Pull every line of the entries that has the word "screenshot".

┄┄┄┄┄┄┄┄┄┄

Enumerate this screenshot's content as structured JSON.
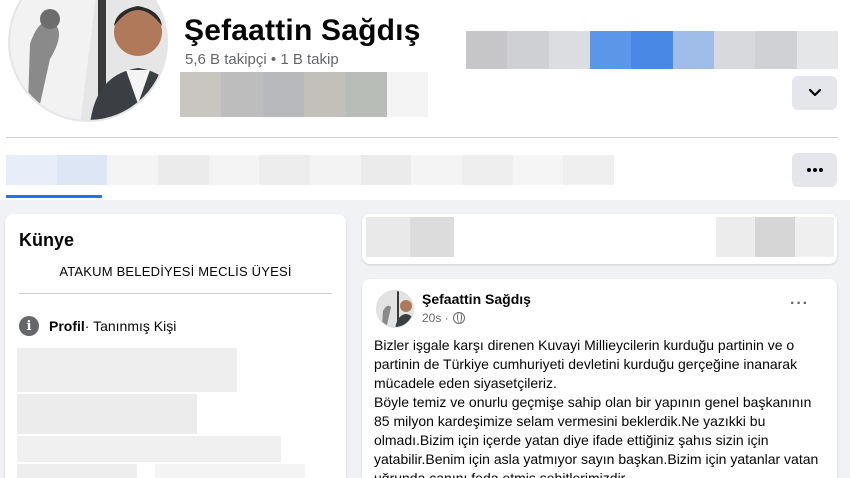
{
  "profile": {
    "name": "Şefaattin Sağdış",
    "followers": "5,6 B takipçi",
    "separator": " • ",
    "following": "1 B takip"
  },
  "buttons": {
    "chevron_icon": "chevron-down-icon",
    "more_icon": "more-dots-icon"
  },
  "intro": {
    "title": "Künye",
    "bio": "ATAKUM BELEDİYESİ MECLİS ÜYESİ",
    "profile_label": "Profil",
    "profile_rest": " · Tanınmış Kişi"
  },
  "post": {
    "author": "Şefaattin Sağdış",
    "time": "20s ·",
    "menu": "···",
    "paragraphs": [
      "Bizler işgale karşı direnen Kuvayi Millieycilerin kurduğu partinin ve o partinin de Türkiye cumhuriyeti devletini kurduğu gerçeğine inanarak mücadele eden siyasetçileriz.",
      "Böyle temiz ve onurlu geçmişe sahip olan bir yapının genel başkanının 85 milyon kardeşimize selam vermesini beklerdik.Ne yazıkki bu olmadı.Bizim için içerde yatan diye ifade ettiğiniz şahıs sizin için yatabilir.Benim için asla yatmıyor sayın başkan.Bizim için yatanlar vatan uğrunda canını feda etmiş şehitlerimizdir."
    ]
  },
  "colors": {
    "accent": "#1877f2",
    "secondary_text": "#65676b",
    "page_bg": "#f0f2f5"
  }
}
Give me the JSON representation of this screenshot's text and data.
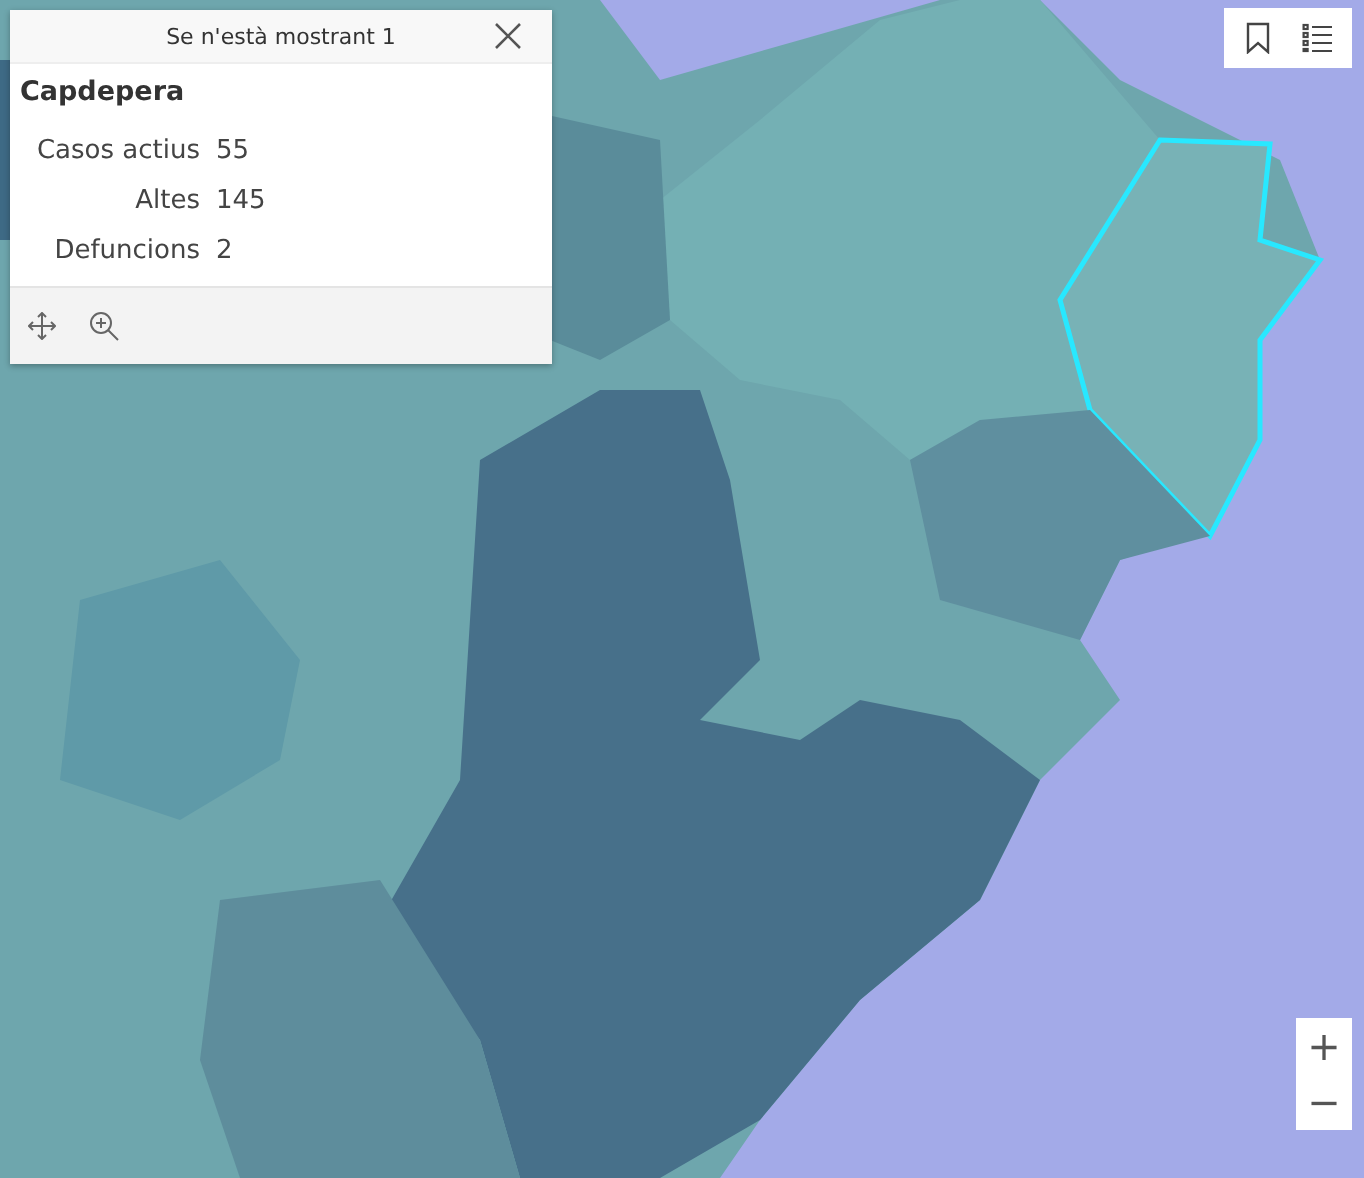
{
  "popup": {
    "header": "Se n'està mostrant 1",
    "title": "Capdepera",
    "fields": [
      {
        "label": "Casos actius",
        "value": "55"
      },
      {
        "label": "Altes",
        "value": "145"
      },
      {
        "label": "Defuncions",
        "value": "2"
      }
    ]
  },
  "zoom": {
    "zoom_in": "+",
    "zoom_out": "−"
  }
}
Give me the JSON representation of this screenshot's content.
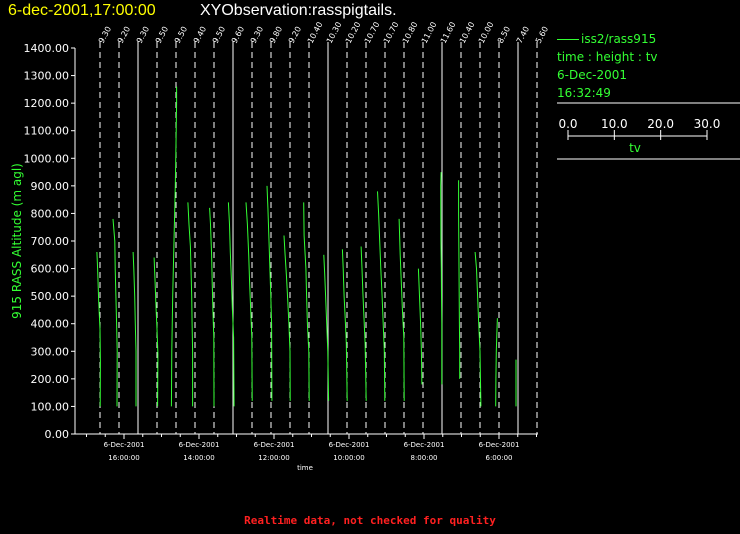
{
  "header": {
    "datetime": "6-dec-2001,17:00:00",
    "title": "XYObservation:rasspigtails."
  },
  "legend": {
    "instrument": "iss2/rass915",
    "axes_desc": "time : height : tv",
    "date": "6-Dec-2001",
    "time": "16:32:49",
    "scale_ticks": [
      "0.0",
      "10.0",
      "20.0",
      "30.0"
    ],
    "scale_label": "tv"
  },
  "footer": {
    "warning": "Realtime data, not checked for quality"
  },
  "colors": {
    "trace": "#33ff33",
    "axes": "#ffffff",
    "ylabel": "#33ff33",
    "title_date": "#ffff00",
    "warning": "#ff2020"
  },
  "chart_data": {
    "type": "line",
    "ylabel": "915 RASS Altitude (m agl)",
    "xlabel": "time",
    "ylim": [
      0,
      1400
    ],
    "yticks": [
      "0.00",
      "100.00",
      "200.00",
      "300.00",
      "400.00",
      "500.00",
      "600.00",
      "700.00",
      "800.00",
      "900.00",
      "1000.00",
      "1100.00",
      "1200.00",
      "1300.00",
      "1400.00"
    ],
    "xticks": [
      {
        "date": "6-Dec-2001",
        "time": "16:00:00"
      },
      {
        "date": "6-Dec-2001",
        "time": "14:00:00"
      },
      {
        "date": "6-Dec-2001",
        "time": "12:00:00"
      },
      {
        "date": "6-Dec-2001",
        "time": "10:00:00"
      },
      {
        "date": "6-Dec-2001",
        "time": "8:00:00"
      },
      {
        "date": "6-Dec-2001",
        "time": "6:00:00"
      }
    ],
    "profile_labels": [
      "9.30",
      "9.20",
      "9.30",
      "9.50",
      "9.50",
      "9.40",
      "9.50",
      "9.60",
      "9.30",
      "9.80",
      "9.20",
      "10.40",
      "10.30",
      "10.20",
      "10.70",
      "10.70",
      "10.80",
      "11.00",
      "11.60",
      "10.40",
      "10.00",
      "8.50",
      "7.40",
      "5.60"
    ],
    "series": [
      {
        "heights": [
          660,
          600,
          480,
          380,
          260,
          100
        ],
        "tv": [
          -0.5,
          -0.2,
          0.3,
          0.9,
          1.1,
          1.0
        ]
      },
      {
        "heights": [
          780,
          700,
          600,
          500,
          400,
          300,
          100
        ],
        "tv": [
          -1.8,
          -1.0,
          -0.8,
          -0.5,
          -0.2,
          0.1,
          0.0
        ]
      },
      {
        "heights": [
          660,
          600,
          500,
          400,
          300,
          100
        ],
        "tv": [
          -1.3,
          -1.0,
          -0.6,
          -0.3,
          0.0,
          0.0
        ]
      },
      {
        "heights": [
          640,
          560,
          470,
          380,
          290,
          100
        ],
        "tv": [
          -0.4,
          0.0,
          0.4,
          0.9,
          1.3,
          1.2
        ]
      },
      {
        "heights": [
          1260,
          1200,
          1100,
          900,
          700,
          500,
          300,
          100
        ],
        "tv": [
          1.2,
          1.2,
          1.0,
          0.6,
          0.0,
          -0.6,
          -1.0,
          -1.2
        ]
      },
      {
        "heights": [
          840,
          760,
          680,
          600,
          500,
          400,
          300,
          100
        ],
        "tv": [
          -2.3,
          -1.8,
          -1.2,
          -0.9,
          -0.6,
          -0.4,
          -0.2,
          -0.2
        ]
      },
      {
        "heights": [
          820,
          760,
          650,
          550,
          450,
          350,
          100
        ],
        "tv": [
          -1.1,
          -0.7,
          -0.2,
          0.1,
          0.4,
          0.8,
          0.9
        ]
      },
      {
        "heights": [
          840,
          760,
          660,
          560,
          460,
          350,
          100
        ],
        "tv": [
          -1.2,
          -0.7,
          -0.3,
          0.2,
          0.6,
          1.2,
          1.4
        ]
      },
      {
        "heights": [
          840,
          760,
          650,
          550,
          450,
          350,
          120
        ],
        "tv": [
          -1.8,
          -1.2,
          -0.6,
          -0.2,
          0.3,
          0.8,
          1.0
        ]
      },
      {
        "heights": [
          900,
          820,
          700,
          600,
          500,
          400,
          120
        ],
        "tv": [
          -0.9,
          -0.5,
          0.0,
          0.4,
          0.8,
          1.2,
          1.3
        ]
      },
      {
        "heights": [
          720,
          650,
          570,
          480,
          400,
          300,
          120
        ],
        "tv": [
          -1.8,
          -1.3,
          -0.7,
          -0.1,
          0.4,
          0.9,
          1.0
        ]
      },
      {
        "heights": [
          840,
          720,
          600,
          500,
          400,
          300,
          120
        ],
        "tv": [
          -1.5,
          -1.3,
          -0.5,
          -0.2,
          0.2,
          0.8,
          1.0
        ]
      },
      {
        "heights": [
          650,
          580,
          500,
          400,
          300,
          120
        ],
        "tv": [
          -1.0,
          -0.6,
          -0.2,
          0.3,
          0.8,
          1.2
        ]
      },
      {
        "heights": [
          670,
          600,
          500,
          420,
          330,
          120
        ],
        "tv": [
          -1.2,
          -0.8,
          -0.4,
          0.1,
          0.6,
          1.0
        ]
      },
      {
        "heights": [
          680,
          600,
          510,
          420,
          330,
          120
        ],
        "tv": [
          -1.3,
          -0.9,
          -0.5,
          0.0,
          0.5,
          1.0
        ]
      },
      {
        "heights": [
          880,
          800,
          700,
          600,
          500,
          400,
          300,
          120
        ],
        "tv": [
          -2.5,
          -2.0,
          -1.5,
          -1.0,
          -0.4,
          0.1,
          0.6,
          0.8
        ]
      },
      {
        "heights": [
          780,
          650,
          550,
          450,
          350,
          120
        ],
        "tv": [
          -1.3,
          -0.8,
          -0.3,
          0.2,
          0.8,
          1.0
        ]
      },
      {
        "heights": [
          600,
          500,
          400,
          300,
          180
        ],
        "tv": [
          -1.2,
          -0.7,
          -0.2,
          0.2,
          0.4
        ]
      },
      {
        "heights": [
          950,
          900,
          700,
          600,
          500,
          400,
          300,
          180
        ],
        "tv": [
          0.5,
          0.3,
          0.4,
          0.6,
          0.7,
          0.8,
          0.8,
          0.8
        ]
      },
      {
        "heights": [
          920,
          800,
          700,
          600,
          500,
          400,
          300,
          200
        ],
        "tv": [
          -0.2,
          -0.2,
          -0.1,
          0.0,
          0.1,
          0.2,
          0.3,
          0.3
        ]
      },
      {
        "heights": [
          660,
          600,
          500,
          400,
          300,
          100
        ],
        "tv": [
          -1.3,
          -0.7,
          -0.2,
          0.3,
          0.9,
          1.3
        ]
      },
      {
        "heights": [
          420,
          380,
          300,
          200,
          100
        ],
        "tv": [
          0.2,
          0.0,
          -0.3,
          -0.5,
          -0.6
        ]
      },
      {
        "heights": [
          270,
          200,
          100
        ],
        "tv": [
          0.0,
          0.0,
          0.0
        ]
      }
    ]
  }
}
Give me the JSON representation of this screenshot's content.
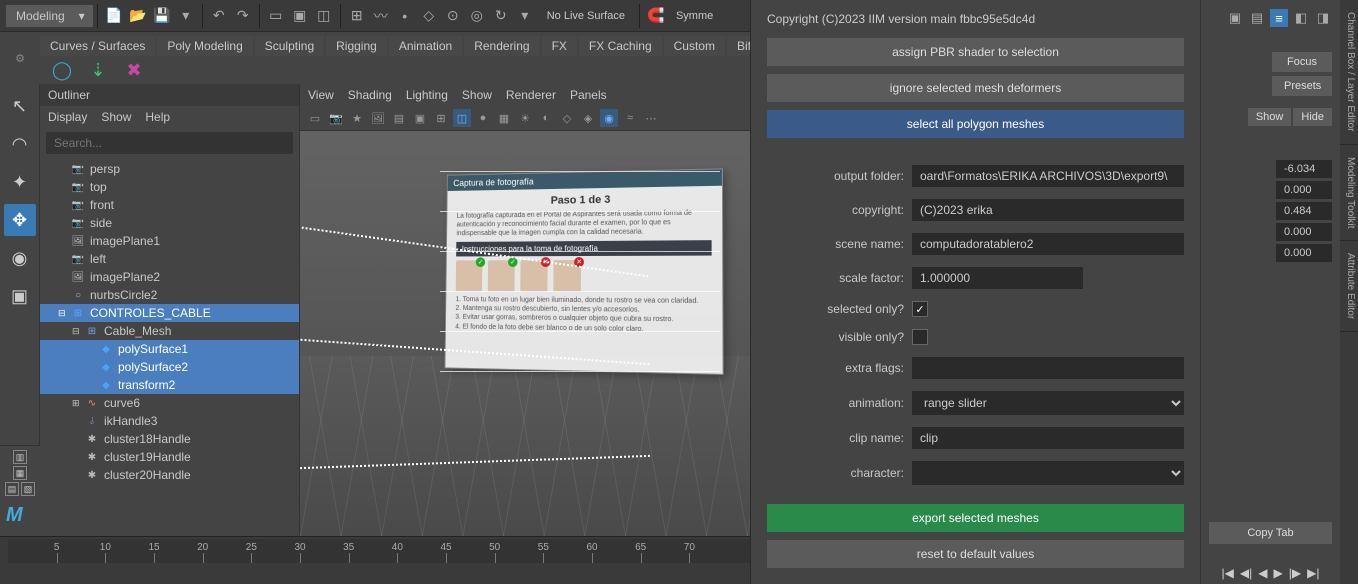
{
  "topbar": {
    "mode": "Modeling",
    "live": "No Live Surface",
    "sym": "Symme"
  },
  "shelf": {
    "tabs": [
      "Curves / Surfaces",
      "Poly Modeling",
      "Sculpting",
      "Rigging",
      "Animation",
      "Rendering",
      "FX",
      "FX Caching",
      "Custom",
      "Bif"
    ]
  },
  "outliner": {
    "title": "Outliner",
    "menus": [
      "Display",
      "Show",
      "Help"
    ],
    "search_ph": "Search...",
    "items": [
      {
        "ind": 1,
        "ic": "cam",
        "label": "persp"
      },
      {
        "ind": 1,
        "ic": "cam",
        "label": "top"
      },
      {
        "ind": 1,
        "ic": "cam",
        "label": "front"
      },
      {
        "ind": 1,
        "ic": "cam",
        "label": "side"
      },
      {
        "ind": 1,
        "ic": "img",
        "label": "imagePlane1"
      },
      {
        "ind": 1,
        "ic": "cam",
        "label": "left"
      },
      {
        "ind": 1,
        "ic": "img",
        "label": "imagePlane2"
      },
      {
        "ind": 1,
        "ic": "nurbs",
        "label": "nurbsCircle2"
      },
      {
        "ind": 1,
        "ic": "grp",
        "label": "CONTROLES_CABLE",
        "sel": true,
        "exp": "-"
      },
      {
        "ind": 2,
        "ic": "grp",
        "label": "Cable_Mesh",
        "exp": "-"
      },
      {
        "ind": 3,
        "ic": "poly",
        "label": "polySurface1",
        "sel": true
      },
      {
        "ind": 3,
        "ic": "poly",
        "label": "polySurface2",
        "sel": true
      },
      {
        "ind": 3,
        "ic": "poly",
        "label": "transform2",
        "sel": true
      },
      {
        "ind": 2,
        "ic": "crv",
        "label": "curve6",
        "exp": "+"
      },
      {
        "ind": 2,
        "ic": "ik",
        "label": "ikHandle3"
      },
      {
        "ind": 2,
        "ic": "clu",
        "label": "cluster18Handle"
      },
      {
        "ind": 2,
        "ic": "clu",
        "label": "cluster19Handle"
      },
      {
        "ind": 2,
        "ic": "clu",
        "label": "cluster20Handle"
      }
    ]
  },
  "viewport": {
    "menus": [
      "View",
      "Shading",
      "Lighting",
      "Show",
      "Renderer",
      "Panels"
    ],
    "laptop": {
      "hdr": "Captura de fotografía",
      "title": "Paso 1 de 3",
      "p1": "La fotografía capturada en el Portal de Aspirantes será usada como forma de autenticación y reconocimiento facial durante el examen, por lo que es indispensable que la imagen cumpla con la calidad necesaria.",
      "bar": "Instrucciones para la toma de fotografía",
      "list": "1. Toma tu foto en un lugar bien iluminado, donde tu rostro se vea con claridad.\n2. Mantenga su rostro descubierto, sin lentes y/o accesorios.\n3. Evitar usar gorras, sombreros o cualquier objeto que cubra su rostro.\n4. El fondo de la foto debe ser blanco o de un solo color claro."
    }
  },
  "panel": {
    "copyright": "Copyright (C)2023 IIM     version main fbbc95e5dc4d",
    "b1": "assign PBR shader to selection",
    "b2": "ignore selected mesh deformers",
    "b3": "select all polygon meshes",
    "fields": {
      "output_folder_lbl": "output folder:",
      "output_folder": "oard\\Formatos\\ERIKA ARCHIVOS\\3D\\export9\\",
      "copyright_lbl": "copyright:",
      "copyright": "(C)2023 erika",
      "scene_lbl": "scene name:",
      "scene": "computadoratablero2",
      "scale_lbl": "scale factor:",
      "scale": "1.000000",
      "selonly_lbl": "selected only?",
      "selonly": true,
      "visonly_lbl": "visible only?",
      "visonly": false,
      "extra_lbl": "extra flags:",
      "extra": "",
      "anim_lbl": "animation:",
      "anim": "range slider",
      "clip_lbl": "clip name:",
      "clip": "clip",
      "char_lbl": "character:",
      "char": ""
    },
    "b4": "export selected meshes",
    "b5": "reset to default values"
  },
  "rightpane": {
    "focus": "Focus",
    "presets": "Presets",
    "show": "Show",
    "hide": "Hide",
    "vals": [
      "-6.034",
      "0.000",
      "0.484",
      "0.000",
      "0.000"
    ],
    "copy": "Copy Tab",
    "tabs": [
      "Channel Box / Layer Editor",
      "Modeling Toolkit",
      "Attribute Editor"
    ]
  },
  "timeline": {
    "ticks": [
      5,
      10,
      15,
      20,
      25,
      30,
      35,
      40,
      45,
      50,
      55,
      60,
      65,
      70
    ]
  }
}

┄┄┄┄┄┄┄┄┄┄

ANSWER BOX:
Enumerate this screenshot's content as structured JSON.
Give me the JSON representation of this screenshot's text and data.
Give me the JSON representation of this screenshot's content.
Give me the JSON representation of this screenshot's content.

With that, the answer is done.